Forgive me. My obsession with trying to understand the rise and endurance of Trumpism may be distracting me from other important topics. So for the moment, I’ll just pass along another stab at the ultimate Trumpism explainer, this one by George Lakoff.
I think of Lakoff as a liberal linguist, known for a book titled “Don’t Think of an Elephant! Know Your Values and Frame the Debate.” But to really understand where he is coming from, you need to understand that he says he works in the field of “cognitive brain sciences” and has devoted much of his work understanding how “the various policy positions of conservatives and progressives hang together.”
I’m not going to try to pass along all the elements of Lakoff’s explanation of Trump’s appeal. I’m not even sure I can grasp them all.
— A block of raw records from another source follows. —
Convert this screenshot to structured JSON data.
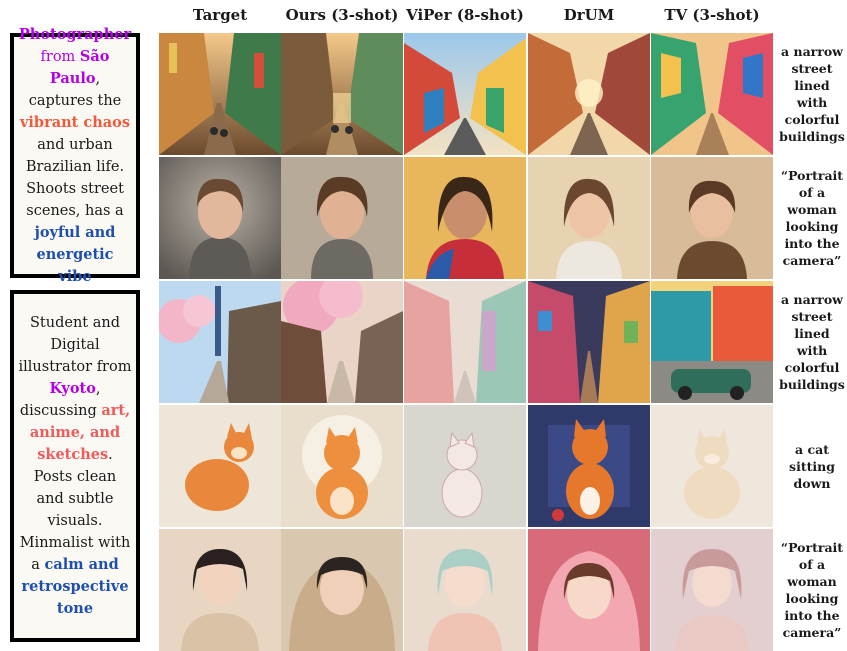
{
  "columns": [
    "Target",
    "Ours (3-shot)",
    "ViPer (8-shot)",
    "DrUM",
    "TV (3-shot)"
  ],
  "personas": [
    {
      "segments": [
        {
          "text": "Photographer",
          "style": "hl-purple"
        },
        {
          "text": " from ",
          "style": "hl-purple-plain"
        },
        {
          "text": "São Paulo",
          "style": "hl-purple"
        },
        {
          "text": ", captures the ",
          "style": ""
        },
        {
          "text": "vibrant chaos",
          "style": "hl-red"
        },
        {
          "text": " and urban Brazilian life. Shoots street scenes, has a ",
          "style": ""
        },
        {
          "text": "joyful and energetic vibe",
          "style": "hl-blue"
        }
      ]
    },
    {
      "segments": [
        {
          "text": "Student and Digital illustrator from ",
          "style": ""
        },
        {
          "text": "Kyoto",
          "style": "hl-purple"
        },
        {
          "text": ", discussing ",
          "style": ""
        },
        {
          "text": "art, anime, and sketches",
          "style": "hl-pink"
        },
        {
          "text": ". Posts clean and subtle visuals. Minmalist with a ",
          "style": ""
        },
        {
          "text": "calm and retrospective tone",
          "style": "hl-blue"
        }
      ]
    }
  ],
  "prompts": [
    "a narrow street lined with colorful buildings",
    "“Portrait of a woman looking into the camera”",
    "a narrow street lined with colorful buildings",
    "a cat sitting down",
    "“Portrait of a woman looking into the camera”"
  ],
  "colors": {
    "street_warm": "#c8763a",
    "portrait_bg": "#9a8f84",
    "sakura": "#f2b6c8",
    "cat_orange": "#e9883c",
    "anime_hood": "#d9c2a5",
    "sky_blue": "#6aa5d8",
    "highlight_purple": "#b400e6",
    "highlight_red": "#f05a3c",
    "highlight_blue": "#1e4fae"
  }
}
But he covers the “strict father” stuff that many conservative Americans believe is the proper way to organize a family; the “winning, winning, winning” stuff (for example, the reason Trump wasn’t destroyed by his claim that John McCain wasn’t a hero was that heroes are winners, they don’t get captured), and more elements that come from Lakoff’s blend of the linguistic, the moral, the pragmatic and the ideological, all understood on a sub-rational basis.
For example, here’s an excerpt from Lakoff’s discussion of how Trump’s attack on “political correctness” makes his followers feel:
There are at least tens of millions of conservatives in America who share strict father morality and its moral hierarchy. Many of them are poor or middle class and many are white men who see themselves as superior to immigrants, nonwhites, women, non-Christians, gays — and people who rely on public assistance. In other words, they are what liberals would call “bigots.”
For many years, such bigotry has not been publicly acceptable, especially as more immigrants have arrived, as the country has become less white, as more women have become educated and moved into the workplace, and as gays have become more visible and gay marriage acceptable. As liberal anti-bigotry organizations have loudly pointed out and made a public issue of the un-American nature of such bigotry, those conservatives have felt more and more oppressed by what they call “political correctness” — public pressure against their views and against what they see as ‘free speech.’ This has become exaggerated since 9/11, when anti-Muslim feelings became strong. The election of President Barack Hussein Obama created outrage among those conservatives, and they refused to see him as a legitimate American (as in the birther movement), much less as a legitimate authority, especially as his liberal views contradicted almost everything else they believe as conservatives.
Donald Trump expresses out loud everything they feel — with force, aggression, anger, and no shame. All they have to do is support and vote for Trump and they don’t even have to express their “politically incorrect” views, since he does it for them and his victories make those views respectable. He is their champion. He gives them a sense of self-respect, authority, and the possibility of power.
Whenever you hear the words “political correctness remember this.
As best I can grasp it, Lakoff is breaking the polyglot mass known as American conservatism into several segments, based on psychological types. His conclusion is that Trump’s shtick offers something satisfying, at a sub-rational level, to a great many of the types. That’s his answer to the question he used as a headline for the article: “Why Trump?”
If you want to read the whole argument, it’s here.